Malaria, Measles and Knee Bone Soup

Another hectic week trying to make some big project decisions, read the hundreds of daily emails (I’m trying to stop the flow), and solve the problems of the world :)  My day typically starts about 6 am, cold shower, coffee and a bit of yogurt in my room (well, it’s labeled “yogurt” but is a bright bubblegum pink color and very sweet), then 10 feet to the attached office for a 12 hr workday.  I have my own office with AC, but interruptions are common and noise is amplified by concrete walls and tile floors.

The “malaria peak (or “pik” as they write here) is officially over – meaning instead of thousands of cases per month, we’re only seeing half that number.  From about August to December, our hospital in Agok was overwhelmed and pushed care out into the community with simple diagnosis and treatment for uncomplicated cases.  Most of the population lives along the Kiir River, and the mosquitoes carrying the disease are thick as bats at twilight.

Now we have an outbreak of measles all over South Sudan, but especially in the north.  Since the Ministry of Health has essentially collapsed along with most government services, there has been no funding or supply for routine vaccination provision, an essential part of public health anywhere.  So babies and children are not vaccinated against tetanus, measles, polio … We’ve been seeing 5-10 measles cases per site per week.  Additionally, there are many clashes between opposition groups as well as routine dry season cattle raiding and attacks.  Civilian populations flee and measles strikes moving populations.

Measles is a horrible killer.  Children tend to be undernourished at baseline, and get even sicker than the unvaccinated kids in the US. About 30% will have lasting neurological deficits – brain damage from meningitis, blindness, deafness; pneumonia; malnutrition…

Although we give antibiotics, Vitamin A, nutritional supplements and vaccine to the victims, the only way to stop the outbreak is with a mass vaccination campaign – this means a target population of 35,000 under 5 kids in one county alone.  Now, imagine those families spread out across areas that are only accessible on foot or by motorbike and only in the dry season.  A campaign needs to be done in 10 days and achieve a coverage of 95% in order to be effective.  Vaccines need to be kept cold, so MSF will be the Cold Chain (storage and ice pack production) and provide logistics – moving people and supplies to the vaccination sites.

Kinda silly that we Westerners heed nonsensical rumors and don’t vaccinate our kids, isn’t it?  Mothers in South Sudan will walk with their babies strapped on their backs for days in order to obtain these lifesaving vaccines.
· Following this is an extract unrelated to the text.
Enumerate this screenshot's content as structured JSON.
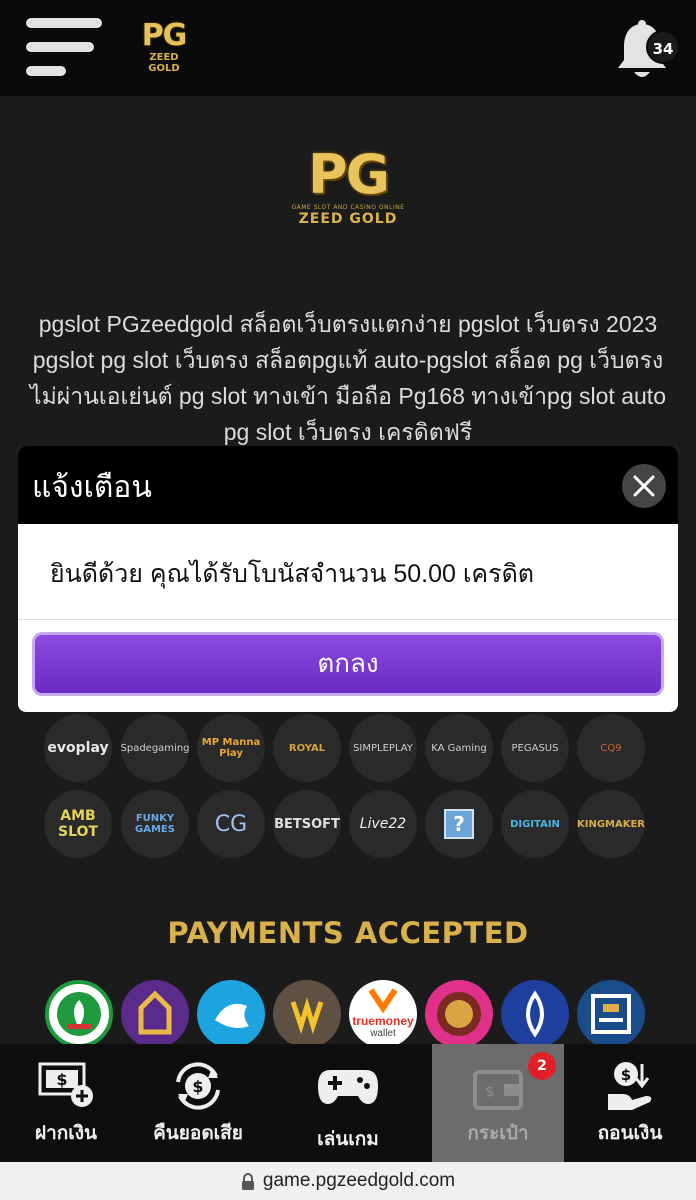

We’re getting ready now for the campaign in our primary care project in Mayom and surrounding county.  Unfortunately, WPF (World Food Programme) has started a food registration and distribution – so for weeks, 40,000+ are moving from the county into Mayom, being exposed to measles, overwhelming our capacity to provide medical care.  The expat living conditions are basic, but comfortable enough once you get used to it.  A tent with bed and fan, common room for meals and social life, latrine (right) and bucket shower (left).  Pouring water from a plastic cup over your head at the end of a dusty hot day feels better than any hot shower at home!

I heard NPR is running stories about the conflicts in South Sudan. In two MSF projects (MSF Spain and Belgium) the teams had to be evacuated, under fire, as clashed between government forces, the UN peacekeepers and various tribes flare.  Although Juba is currently safe, South Sudan has long been dry tinder that explodes periodically.  Supposedly a coalition government is being formed, but people don’t think this will bring peace and more and more factions are forming.

On a brighter note …

A week or so ago, the guys at the workshop (there is an intersectional auto/truck repair compound – lots of work to keep all the vehicles in safe working order) invited me for lunch, under the tree, local food eaten with your hands.  It was absolutely delicious!  But the one dish I passed on was Knee Bone Soup – typically only served to honored guests.  While I swallowed my nausea, they all salivated over who would be next in line …

Bon Appetite!